San Francisco

Set against the backdrop of the 1906 earthquake, "San Francisco" directed by W.S. Van Dyke, narrates the dynamic yet tumultuous life in the city. The story focuses on a saloonkeeper and a Nob Hill impresario competing for the affections of a beautiful singer, professionally and personally. The film's strong dramatic and musical elements, coupled with the historical context of San Francisco's most tragic moment, provide a unique movie-going experience. Clark Gable and Jeanette MacDonald deliver compelling performances, bringing depth to the romantic and competitive tensions in the story.

Swing Time

"Swing Time" brings the effervescence of musical romance to 1936 with the dynamic duo of Fred Astaire and Ginger Rogers. Directed by George Stevens, this film follows a gambler, played by Astaire, who ventures to New York City to win a sum for his fiancée's father. However, his encounter with a dance instructor, portrayed by Rogers, ignites an unexpected romance. The intricate dance numbers and charming chemistry between Astaire and Rogers make "Swing Time" a delightful viewing experience, showcasing the ambition of love against all odds.

Film & Industry Highlights of 1936

The 8th Academy Awards: A Turning Point

The 8th Academy Awards ceremony, held on March 5, 1936, at the Biltmore Hotel in Los Angeles, marked a memorable moment in film history. Hosted by Frank Capra, this occasion stands out for being the first time the awards were officially referred to as "Oscars." This year also marked the end of the practice of allowing write-in votes, a method previously open for determining winners. "Mutiny on the Bounty" emerged as the Best Picture winner, while "The Informer" achieved a notable success, securing four awards, the highest tally of the evening. Additionally, "A Midsummer Night's Dream" earned the distinction of being the only film to win an Oscar via write-in vote for Best Cinematography.

Top-Grossing Films and Notable Releases

The terrain of North American cinema in 1936 was dominated by several high-achieving films. "The Great Ziegfeld" not only topped the box office, grossing $3,089,000 but also later secured the Best Picture award at the 9th Academy Awards, honoring films released in 1936. Other noteworthy releases that captured audiences included "San Francisco," "The Plainsman," "After the Thin Man," and "Charlie Chaplin's "Modern Times," each contributing to a mixed and successful year for the film industry.

Technical and Artistic Innovations

1936 also witnessed the introduction and sole awarding of the Best Dance Direction category at the Academy Awards, a unique acknowledgment that lasted for only three years.
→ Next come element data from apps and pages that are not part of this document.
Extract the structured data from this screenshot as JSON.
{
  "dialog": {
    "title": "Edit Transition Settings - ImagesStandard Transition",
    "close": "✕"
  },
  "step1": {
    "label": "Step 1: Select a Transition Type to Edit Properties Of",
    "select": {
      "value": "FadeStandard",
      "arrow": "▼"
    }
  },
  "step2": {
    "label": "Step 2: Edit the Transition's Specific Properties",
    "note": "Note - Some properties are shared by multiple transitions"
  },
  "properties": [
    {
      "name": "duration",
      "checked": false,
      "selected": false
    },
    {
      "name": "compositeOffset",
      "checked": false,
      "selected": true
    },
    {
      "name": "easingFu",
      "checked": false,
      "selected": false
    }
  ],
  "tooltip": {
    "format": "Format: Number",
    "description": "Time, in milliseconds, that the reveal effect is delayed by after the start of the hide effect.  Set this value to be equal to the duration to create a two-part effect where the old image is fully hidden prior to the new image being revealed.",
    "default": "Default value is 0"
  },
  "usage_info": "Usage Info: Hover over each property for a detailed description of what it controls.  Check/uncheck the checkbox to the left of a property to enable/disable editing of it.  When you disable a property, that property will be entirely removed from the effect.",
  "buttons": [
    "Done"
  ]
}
This period highlighted an openness to recognizing various forms of artistic expression within the film industry, although the category was short-lived.

Influence of Global Events on Cinema
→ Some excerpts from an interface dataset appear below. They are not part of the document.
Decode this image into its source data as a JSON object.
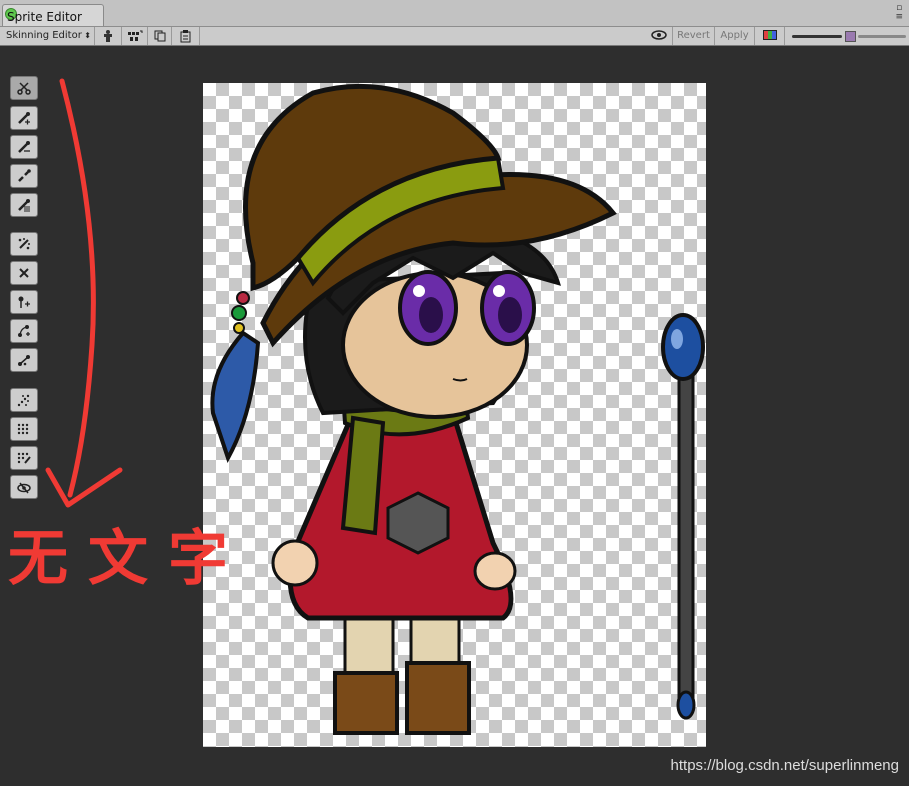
{
  "window": {
    "tab_title": "Sprite Editor"
  },
  "toolbar": {
    "mode_dropdown": "Skinning Editor",
    "revert_label": "Revert",
    "apply_label": "Apply"
  },
  "annotation": {
    "text": "无文字"
  },
  "watermark": "https://blog.csdn.net/superlinmeng",
  "colors": {
    "annotation_red": "#f03a34",
    "canvas_bg": "#2e2e2e"
  },
  "tool_icons": [
    "scissors-icon",
    "create-bone-icon",
    "edit-bone-icon",
    "split-bone-icon",
    "generate-geometry-icon",
    "auto-geometry-icon",
    "create-vertex-icon",
    "create-edge-icon",
    "split-edge-icon",
    "edit-geometry-icon",
    "weight-brush-icon",
    "weight-slider-icon",
    "auto-weights-icon",
    "visibility-icon"
  ]
}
The year was especially shaped by international political events, with the film industry being no exception. The Spanish Civil War and the rise of the Popular Front in France were pivotal, pushing filmmakers to incorporate political themes and narratives into their work. A 2008 film festival showcased an array of newsreels, documentaries, and feature films from 1936, demonstrating the film industry's response and reflection on the prevailing political tensions and ideologies of the time.

Documentary and Genre Films
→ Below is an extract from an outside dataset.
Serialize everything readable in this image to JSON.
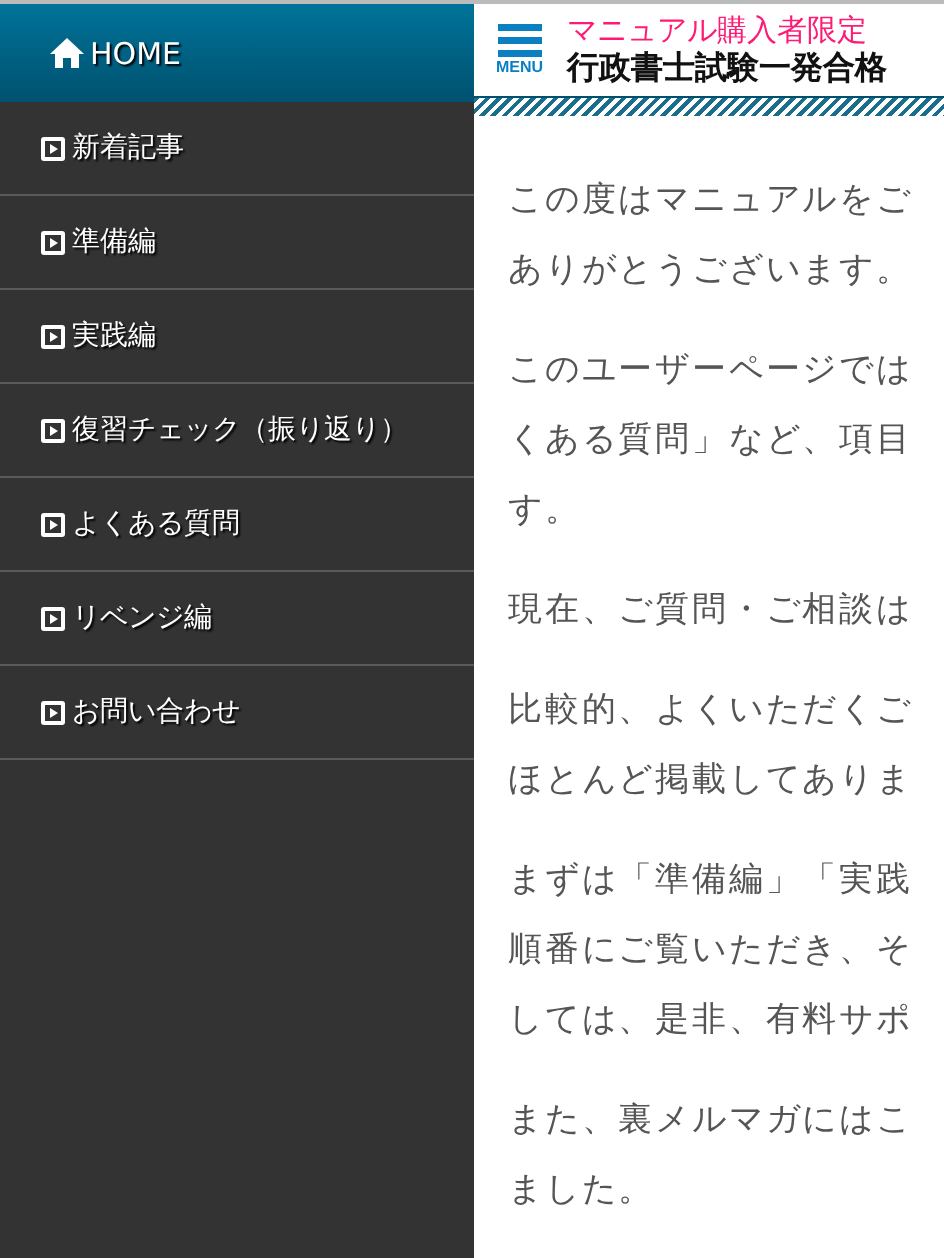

The list of American films of 1936 presents a broad array of genres, indicating a rich period of creative exploration and production. From historical epics to musicals and dramatic narratives, the year offered something for every viewer. The success of films like "The Great Ziegfeld" at the Academy Awards underlines the industry's embrace of various filmic expressions and storytelling techniques.

Legacy and Influence

The film and industry highlights of 1936 offer a fascinating snapshot of a transitional period in cinema history. From the technical advancements and genre expansions to the explicit interactions between cinema and global politics, the year paved the way for future developments in the industry. The discontinuation of write-in votes and the introduction of short-lived categories at the Academy Awards indicate an ongoing process of defining and refining the recognition and celebration of cinematic achievements.